▸ PROBLEM
Please retype the listing below word for word and exclude its images.

▸ ENTRIES SUPPLIED
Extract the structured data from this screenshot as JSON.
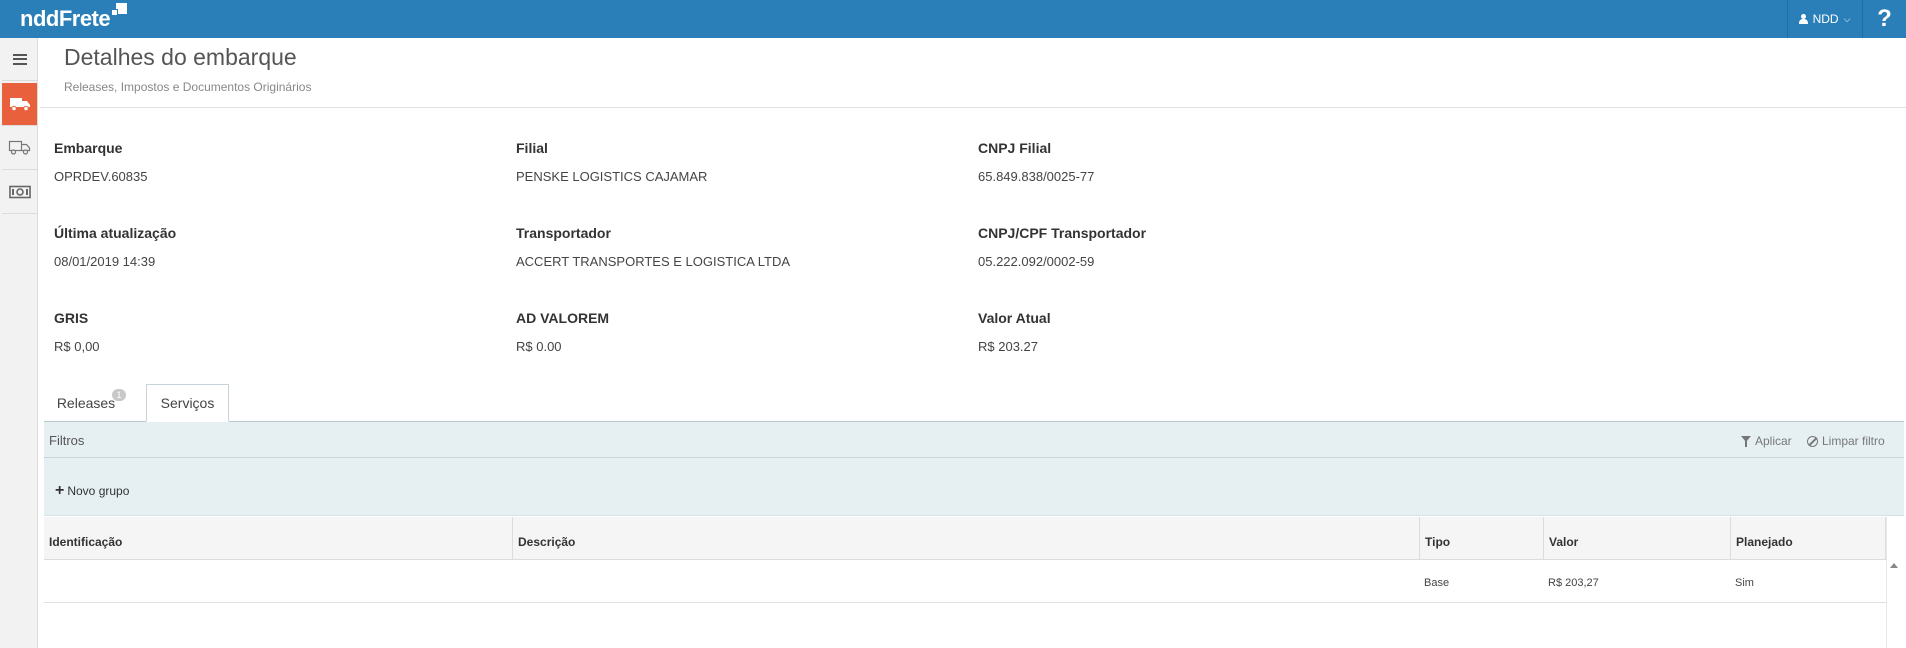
{
  "app": {
    "logo_text": "nddFrete",
    "user_name": "NDD",
    "help_label": "?"
  },
  "header": {
    "title": "Detalhes do embarque",
    "subtitle": "Releases, Impostos e Documentos Originários"
  },
  "fields": {
    "embarque": {
      "label": "Embarque",
      "value": "OPRDEV.60835"
    },
    "filial": {
      "label": "Filial",
      "value": "PENSKE LOGISTICS CAJAMAR"
    },
    "cnpj_filial": {
      "label": "CNPJ Filial",
      "value": "65.849.838/0025-77"
    },
    "ultima_atualizacao": {
      "label": "Última atualização",
      "value": "08/01/2019 14:39"
    },
    "transportador": {
      "label": "Transportador",
      "value": "ACCERT TRANSPORTES E LOGISTICA LTDA"
    },
    "cnpj_transportador": {
      "label": "CNPJ/CPF Transportador",
      "value": "05.222.092/0002-59"
    },
    "gris": {
      "label": "GRIS",
      "value": "R$ 0,00"
    },
    "ad_valorem": {
      "label": "AD VALOREM",
      "value": "R$ 0.00"
    },
    "valor_atual": {
      "label": "Valor Atual",
      "value": "R$ 203.27"
    }
  },
  "tabs": [
    {
      "label": "Releases",
      "badge": "1",
      "selected": false
    },
    {
      "label": "Serviços",
      "selected": true
    }
  ],
  "filters": {
    "title": "Filtros",
    "apply_label": "Aplicar",
    "clear_label": "Limpar filtro",
    "new_group_label": "Novo grupo"
  },
  "table": {
    "columns": [
      "Identificação",
      "Descrição",
      "Tipo",
      "Valor",
      "Planejado"
    ],
    "rows": [
      {
        "identificacao": "",
        "descricao": "",
        "tipo": "Base",
        "valor": "R$ 203,27",
        "planejado": "Sim"
      }
    ]
  },
  "colors": {
    "topbar": "#2a7fb8",
    "active_nav": "#e8603c",
    "filter_panel": "#e6f0f3"
  },
  "nav_icons": [
    "menu-icon",
    "truck-icon",
    "shipment-icon",
    "money-icon"
  ]
}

▸ ANSWER SPACE
Extract the structured data from this screenshot as JSON.
{
  "app": {
    "logo_text": "nddFrete",
    "user_name": "NDD",
    "help_label": "?"
  },
  "header": {
    "title": "Detalhes do embarque",
    "subtitle": "Releases, Impostos e Documentos Originários"
  },
  "fields": {
    "embarque": {
      "label": "Embarque",
      "value": "OPRDEV.60835"
    },
    "filial": {
      "label": "Filial",
      "value": "PENSKE LOGISTICS CAJAMAR"
    },
    "cnpj_filial": {
      "label": "CNPJ Filial",
      "value": "65.849.838/0025-77"
    },
    "ultima_atualizacao": {
      "label": "Última atualização",
      "value": "08/01/2019 14:39"
    },
    "transportador": {
      "label": "Transportador",
      "value": "ACCERT TRANSPORTES E LOGISTICA LTDA"
    },
    "cnpj_transportador": {
      "label": "CNPJ/CPF Transportador",
      "value": "05.222.092/0002-59"
    },
    "gris": {
      "label": "GRIS",
      "value": "R$ 0,00"
    },
    "ad_valorem": {
      "label": "AD VALOREM",
      "value": "R$ 0.00"
    },
    "valor_atual": {
      "label": "Valor Atual",
      "value": "R$ 203.27"
    }
  },
  "tabs": [
    {
      "label": "Releases",
      "badge": "1",
      "selected": false
    },
    {
      "label": "Serviços",
      "selected": true
    }
  ],
  "filters": {
    "title": "Filtros",
    "apply_label": "Aplicar",
    "clear_label": "Limpar filtro",
    "new_group_label": "Novo grupo"
  },
  "table": {
    "columns": [
      "Identificação",
      "Descrição",
      "Tipo",
      "Valor",
      "Planejado"
    ],
    "rows": [
      {
        "identificacao": "",
        "descricao": "",
        "tipo": "Base",
        "valor": "R$ 203,27",
        "planejado": "Sim"
      }
    ]
  },
  "colors": {
    "topbar": "#2a7fb8",
    "active_nav": "#e8603c",
    "filter_panel": "#e6f0f3"
  },
  "nav_icons": [
    "menu-icon",
    "truck-icon",
    "shipment-icon",
    "money-icon"
  ]
}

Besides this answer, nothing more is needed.